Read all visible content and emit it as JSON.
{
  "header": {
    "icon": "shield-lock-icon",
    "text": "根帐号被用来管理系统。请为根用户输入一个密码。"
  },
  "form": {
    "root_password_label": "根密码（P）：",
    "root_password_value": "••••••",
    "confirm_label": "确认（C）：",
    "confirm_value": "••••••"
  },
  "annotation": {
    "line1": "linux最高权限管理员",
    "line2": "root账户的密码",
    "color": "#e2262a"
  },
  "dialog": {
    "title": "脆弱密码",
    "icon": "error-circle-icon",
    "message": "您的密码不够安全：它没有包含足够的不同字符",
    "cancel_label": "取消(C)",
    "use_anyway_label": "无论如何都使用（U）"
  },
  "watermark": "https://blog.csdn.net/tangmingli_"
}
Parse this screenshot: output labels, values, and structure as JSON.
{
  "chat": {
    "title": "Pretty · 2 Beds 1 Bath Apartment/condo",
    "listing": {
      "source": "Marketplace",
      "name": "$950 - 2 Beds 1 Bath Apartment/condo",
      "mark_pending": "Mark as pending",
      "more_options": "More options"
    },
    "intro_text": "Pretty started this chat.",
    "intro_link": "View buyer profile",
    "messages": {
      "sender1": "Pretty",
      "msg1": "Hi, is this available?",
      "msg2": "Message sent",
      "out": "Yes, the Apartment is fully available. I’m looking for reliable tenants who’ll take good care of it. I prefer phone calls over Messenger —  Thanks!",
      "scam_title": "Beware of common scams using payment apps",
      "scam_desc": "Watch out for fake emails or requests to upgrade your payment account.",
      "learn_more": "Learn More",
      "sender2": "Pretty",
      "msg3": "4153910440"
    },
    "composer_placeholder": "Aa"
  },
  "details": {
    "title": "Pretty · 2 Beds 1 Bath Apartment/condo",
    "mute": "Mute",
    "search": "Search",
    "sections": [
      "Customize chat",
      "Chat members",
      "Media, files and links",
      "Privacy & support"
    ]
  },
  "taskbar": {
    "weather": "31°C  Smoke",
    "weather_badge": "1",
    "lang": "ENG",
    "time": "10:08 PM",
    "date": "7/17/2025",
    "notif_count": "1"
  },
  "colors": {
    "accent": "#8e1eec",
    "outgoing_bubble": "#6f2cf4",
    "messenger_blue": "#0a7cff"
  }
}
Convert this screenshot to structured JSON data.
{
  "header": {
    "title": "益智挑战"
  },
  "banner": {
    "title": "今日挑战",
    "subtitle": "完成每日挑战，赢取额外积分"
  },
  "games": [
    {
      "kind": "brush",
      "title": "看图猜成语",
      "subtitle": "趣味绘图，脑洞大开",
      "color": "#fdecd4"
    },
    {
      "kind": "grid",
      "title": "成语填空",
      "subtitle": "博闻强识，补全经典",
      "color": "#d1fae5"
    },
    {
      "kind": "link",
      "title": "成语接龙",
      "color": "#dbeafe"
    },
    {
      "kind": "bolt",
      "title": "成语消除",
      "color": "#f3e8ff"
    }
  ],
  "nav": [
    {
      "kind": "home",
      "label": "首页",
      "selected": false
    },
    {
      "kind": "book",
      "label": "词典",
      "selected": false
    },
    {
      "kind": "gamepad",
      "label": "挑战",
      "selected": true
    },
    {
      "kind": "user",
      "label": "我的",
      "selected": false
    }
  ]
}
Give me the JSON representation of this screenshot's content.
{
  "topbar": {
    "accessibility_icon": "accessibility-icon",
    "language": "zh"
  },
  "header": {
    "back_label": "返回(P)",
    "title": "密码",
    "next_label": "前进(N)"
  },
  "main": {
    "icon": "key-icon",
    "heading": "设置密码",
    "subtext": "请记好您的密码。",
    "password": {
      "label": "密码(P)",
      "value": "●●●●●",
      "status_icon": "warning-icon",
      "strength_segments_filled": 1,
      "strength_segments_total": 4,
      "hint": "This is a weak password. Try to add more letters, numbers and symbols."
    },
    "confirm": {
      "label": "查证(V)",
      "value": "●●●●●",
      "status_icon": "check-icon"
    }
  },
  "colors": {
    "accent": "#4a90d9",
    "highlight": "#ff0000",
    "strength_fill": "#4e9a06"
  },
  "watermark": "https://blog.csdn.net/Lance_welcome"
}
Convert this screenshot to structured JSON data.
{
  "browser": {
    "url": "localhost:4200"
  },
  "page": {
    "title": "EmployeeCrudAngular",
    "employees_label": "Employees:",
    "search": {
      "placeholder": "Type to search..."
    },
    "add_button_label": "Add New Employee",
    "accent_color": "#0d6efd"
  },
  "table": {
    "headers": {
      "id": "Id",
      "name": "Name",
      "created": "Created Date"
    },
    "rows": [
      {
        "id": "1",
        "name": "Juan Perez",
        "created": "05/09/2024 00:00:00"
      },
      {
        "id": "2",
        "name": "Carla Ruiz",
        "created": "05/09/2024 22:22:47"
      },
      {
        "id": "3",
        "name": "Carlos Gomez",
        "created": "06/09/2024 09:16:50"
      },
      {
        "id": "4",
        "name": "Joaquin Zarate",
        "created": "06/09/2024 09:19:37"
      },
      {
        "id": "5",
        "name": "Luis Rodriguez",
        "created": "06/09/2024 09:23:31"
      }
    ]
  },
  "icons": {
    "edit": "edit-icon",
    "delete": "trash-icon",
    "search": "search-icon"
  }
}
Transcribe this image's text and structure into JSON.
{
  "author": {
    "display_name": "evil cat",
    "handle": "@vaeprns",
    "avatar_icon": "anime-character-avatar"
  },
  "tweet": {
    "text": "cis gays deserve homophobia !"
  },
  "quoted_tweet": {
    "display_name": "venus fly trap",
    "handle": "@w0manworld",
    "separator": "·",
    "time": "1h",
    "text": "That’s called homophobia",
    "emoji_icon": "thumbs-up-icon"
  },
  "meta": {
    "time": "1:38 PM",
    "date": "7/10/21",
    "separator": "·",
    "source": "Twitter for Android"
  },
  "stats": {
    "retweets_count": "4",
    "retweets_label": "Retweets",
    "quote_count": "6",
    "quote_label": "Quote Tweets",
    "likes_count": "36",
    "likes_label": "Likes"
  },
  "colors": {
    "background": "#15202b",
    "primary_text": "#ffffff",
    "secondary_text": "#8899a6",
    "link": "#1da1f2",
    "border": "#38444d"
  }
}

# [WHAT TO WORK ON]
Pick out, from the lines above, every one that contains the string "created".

# [EXPECTED ANSWER]
      "created": "Created Date"
        "created": "05/09/2024 00:00:00"
        "created": "05/09/2024 22:22:47"
        "created": "06/09/2024 09:16:50"
        "created": "06/09/2024 09:19:37"
        "created": "06/09/2024 09:23:31"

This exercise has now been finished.